Exercise instructions » The lines to copy are those holding the string "Remove" in the entries below.

App and web page records
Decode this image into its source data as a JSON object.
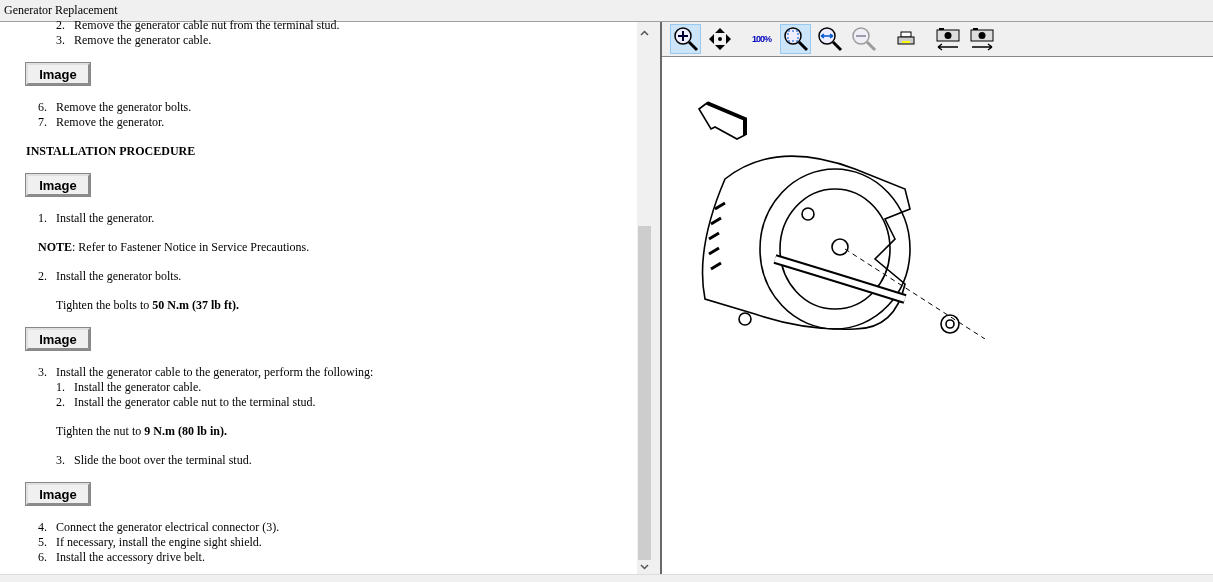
{
  "window": {
    "title": "Generator Replacement"
  },
  "document": {
    "blocks": [
      {
        "kind": "sublist",
        "items": [
          {
            "number": "2.",
            "text": "Remove the generator cable nut from the terminal stud."
          },
          {
            "number": "3.",
            "text": "Remove the generator cable."
          }
        ]
      },
      {
        "kind": "image_button",
        "label": "Image"
      },
      {
        "kind": "list",
        "items": [
          {
            "number": "6.",
            "text": "Remove the generator bolts."
          },
          {
            "number": "7.",
            "text": "Remove the generator."
          }
        ]
      },
      {
        "kind": "heading",
        "text": "INSTALLATION PROCEDURE"
      },
      {
        "kind": "image_button",
        "label": "Image"
      },
      {
        "kind": "list",
        "items": [
          {
            "number": "1.",
            "text": "Install the generator."
          }
        ]
      },
      {
        "kind": "note",
        "text": "**NOTE**:  Refer to Fastener Notice in Service Precautions."
      },
      {
        "kind": "list",
        "items": [
          {
            "number": "2.",
            "text": "Install the generator bolts."
          }
        ]
      },
      {
        "kind": "spec",
        "text": "Tighten the bolts to **50 N.m (37 lb ft).**"
      },
      {
        "kind": "image_button",
        "label": "Image"
      },
      {
        "kind": "list",
        "items": [
          {
            "number": "3.",
            "text": "Install the generator cable to the generator, perform the following:",
            "children": [
              {
                "number": "1.",
                "text": "Install the generator cable."
              },
              {
                "number": "2.",
                "text": "Install the generator cable nut to the terminal stud."
              }
            ]
          }
        ]
      },
      {
        "kind": "spec",
        "text": "Tighten the nut to **9 N.m (80 lb in).**"
      },
      {
        "kind": "sublist",
        "items": [
          {
            "number": "3.",
            "text": "Slide the boot over the terminal stud."
          }
        ]
      },
      {
        "kind": "image_button",
        "label": "Image"
      },
      {
        "kind": "list",
        "items": [
          {
            "number": "4.",
            "text": "Connect the generator electrical connector (3)."
          },
          {
            "number": "5.",
            "text": "If necessary, install the engine sight shield."
          },
          {
            "number": "6.",
            "text": "Install the accessory drive belt."
          }
        ]
      }
    ]
  },
  "toolbar": {
    "buttons": [
      {
        "kind": "zoom_in",
        "selected": true,
        "disabled": false
      },
      {
        "kind": "pan",
        "selected": false,
        "disabled": false
      },
      {
        "kind": "zoom_100",
        "label": "100%",
        "selected": false,
        "disabled": false
      },
      {
        "kind": "zoom_fit",
        "selected": true,
        "disabled": false
      },
      {
        "kind": "zoom_width",
        "selected": false,
        "disabled": false
      },
      {
        "kind": "zoom_out",
        "selected": false,
        "disabled": true
      },
      {
        "kind": "print",
        "selected": false,
        "disabled": false
      },
      {
        "kind": "prev_image",
        "selected": false,
        "disabled": false
      },
      {
        "kind": "next_image",
        "selected": false,
        "disabled": false
      }
    ]
  }
}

Answer section »
            "text": "Remove the generator cable nut from the terminal stud."
            "text": "Remove the generator cable."
            "text": "Remove the generator bolts."
            "text": "Remove the generator."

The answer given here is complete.